Pages :300 pp.
Size :15 x 23 cm., paperback
Black & White illustrations :20
Rights :Southeast Asia
Remembering the Present: Mindfulness in Buddhist Asiaby Julia Cassaniti
What is mindfulness, and how does it vary as a concept across different cultures? How does mindfulness find expression in practice in the Buddhist cultures of Southeast Asia? What role does mindfulness play in everyday life? J. L. Cassaniti answers these fundamental questions and more in her engaged ethnographic investigation of what it means to “remember the present” in a region strongly influenced by Buddhist thought.
Focusing on Thailand, Sri Lanka, and Myanmar, Remembering the Present examines the meanings, practices, and purposes of mindfulness. Using the experiences of people in Buddhist monasteries, hospitals, markets, and homes in the region, Cassaniti shows how an attention to memory informs how people live today and how mindfulness is intimately tied to local constructions of time, affect, power, emotion, and selfhood. By looking at how these people incorporate Theravada Buddhism into their daily lives, Cassaniti provides a signal contribution to the psychological anthropology of religious experience.
Remembering the Present heeds the call made by researchers in the psychological sciences and the Buddhist side of mindfulness studies for better understandings of what mindfulness is and can be. Cassaniti addresses fundamental questions about selfhood, identity, and how a deeper appreciation of the many contexts and complexities intrinsic in sati (mindfulness in the Pali language) can help people lead richer, fuller, and healthier lives. Remembering the Present shows how mindfulness needs to be understood within the cultural and historical influences from which it has emerged.
About the author
J. L. CASSANITI is Assistant Professor of Cultural Anthropology at Washington State University. She is the author of Living Buddhism: Mind, Self, and Emotion in a Thai Community.
What others are saying
“Remembering the Present is a wonderfully interesting book. In addition to the religious studies audience, anthropologists will fi nd much to engage in this book, off ering a rare comparative study that provides provocative examples ripe for further engagement.”
—Felicity Aulino, Assistant Professor, Department of Anthropology, University of
Massachusetts, Amherst “J. L. Cassaniti has produced a well-written, clear, and concise study . . . [that] focuses on her fi eldwork, voices of her interlocutors, and her own observations.”
—Justin McDaniel, Professor of Religious Studies, University of Pennsylvania

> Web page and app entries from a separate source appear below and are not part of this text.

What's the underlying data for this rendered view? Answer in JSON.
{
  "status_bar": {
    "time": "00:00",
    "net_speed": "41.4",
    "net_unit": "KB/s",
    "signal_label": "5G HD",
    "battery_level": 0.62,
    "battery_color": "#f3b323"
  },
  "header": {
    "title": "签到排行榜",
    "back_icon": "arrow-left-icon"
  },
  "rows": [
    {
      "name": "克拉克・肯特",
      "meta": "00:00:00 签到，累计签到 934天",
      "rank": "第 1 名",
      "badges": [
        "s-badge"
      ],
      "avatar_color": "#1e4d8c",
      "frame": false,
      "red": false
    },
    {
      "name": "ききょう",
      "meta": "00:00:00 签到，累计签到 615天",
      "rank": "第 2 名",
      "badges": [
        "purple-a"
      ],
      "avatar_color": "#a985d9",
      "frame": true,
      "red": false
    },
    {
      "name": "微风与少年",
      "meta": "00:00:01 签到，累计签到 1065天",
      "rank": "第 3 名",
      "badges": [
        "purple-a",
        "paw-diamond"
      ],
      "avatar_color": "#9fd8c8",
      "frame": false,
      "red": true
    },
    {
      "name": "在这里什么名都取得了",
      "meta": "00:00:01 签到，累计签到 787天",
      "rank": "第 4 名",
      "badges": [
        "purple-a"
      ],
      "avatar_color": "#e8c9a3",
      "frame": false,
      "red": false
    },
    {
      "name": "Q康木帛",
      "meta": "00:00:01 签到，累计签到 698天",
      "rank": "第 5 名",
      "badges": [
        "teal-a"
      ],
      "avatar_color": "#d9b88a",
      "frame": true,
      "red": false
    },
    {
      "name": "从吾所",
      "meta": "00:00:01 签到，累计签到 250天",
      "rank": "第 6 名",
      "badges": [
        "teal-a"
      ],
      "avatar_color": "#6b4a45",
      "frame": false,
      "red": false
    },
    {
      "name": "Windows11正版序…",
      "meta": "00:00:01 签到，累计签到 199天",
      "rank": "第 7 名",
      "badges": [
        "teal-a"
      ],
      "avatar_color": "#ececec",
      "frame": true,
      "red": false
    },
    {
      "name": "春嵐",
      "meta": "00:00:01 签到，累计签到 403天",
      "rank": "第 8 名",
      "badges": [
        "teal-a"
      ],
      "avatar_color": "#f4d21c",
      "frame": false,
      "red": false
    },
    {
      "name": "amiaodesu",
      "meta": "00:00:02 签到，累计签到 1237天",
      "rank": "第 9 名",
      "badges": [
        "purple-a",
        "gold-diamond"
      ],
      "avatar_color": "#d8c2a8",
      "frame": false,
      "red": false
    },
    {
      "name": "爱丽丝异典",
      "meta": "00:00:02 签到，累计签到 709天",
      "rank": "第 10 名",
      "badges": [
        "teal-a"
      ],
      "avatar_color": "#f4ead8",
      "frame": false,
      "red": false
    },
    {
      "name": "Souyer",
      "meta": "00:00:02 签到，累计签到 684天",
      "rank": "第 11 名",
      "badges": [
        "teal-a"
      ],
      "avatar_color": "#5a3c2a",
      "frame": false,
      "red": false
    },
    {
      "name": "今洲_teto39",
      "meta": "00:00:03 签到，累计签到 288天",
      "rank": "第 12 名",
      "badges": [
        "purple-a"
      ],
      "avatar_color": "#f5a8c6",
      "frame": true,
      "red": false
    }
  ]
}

“This remarkably original and fascinating ethnography of mindfulness (sati) in Thailand, Burma, and Sri Lanka looks at traditional and modern(ist) Buddhism, western-derived scientifi c psychotherapy, and the everyday discourses of monks and laity. It should be read by Buddhists, scholars of Buddhism, and all modern practitioners and advocates of mindfulness training.”
—Steven Collins, Chester D. Tripp Professor in the Humanities, University of Chicago
Part I. Thailand
1. Monks’ Mindfulness
2. The Feeling of Mindfulness in Meditation
3. The Ghosts of Insanity in Lay Thai Life
Part II. Burma and Sri Lanka
5. Sri Lanka
HISTORY / Asia / Southeast Asia
RELIGION / Buddhism / Theravada
SOCIAL SCIENCE / Anthropology / Cultural & Social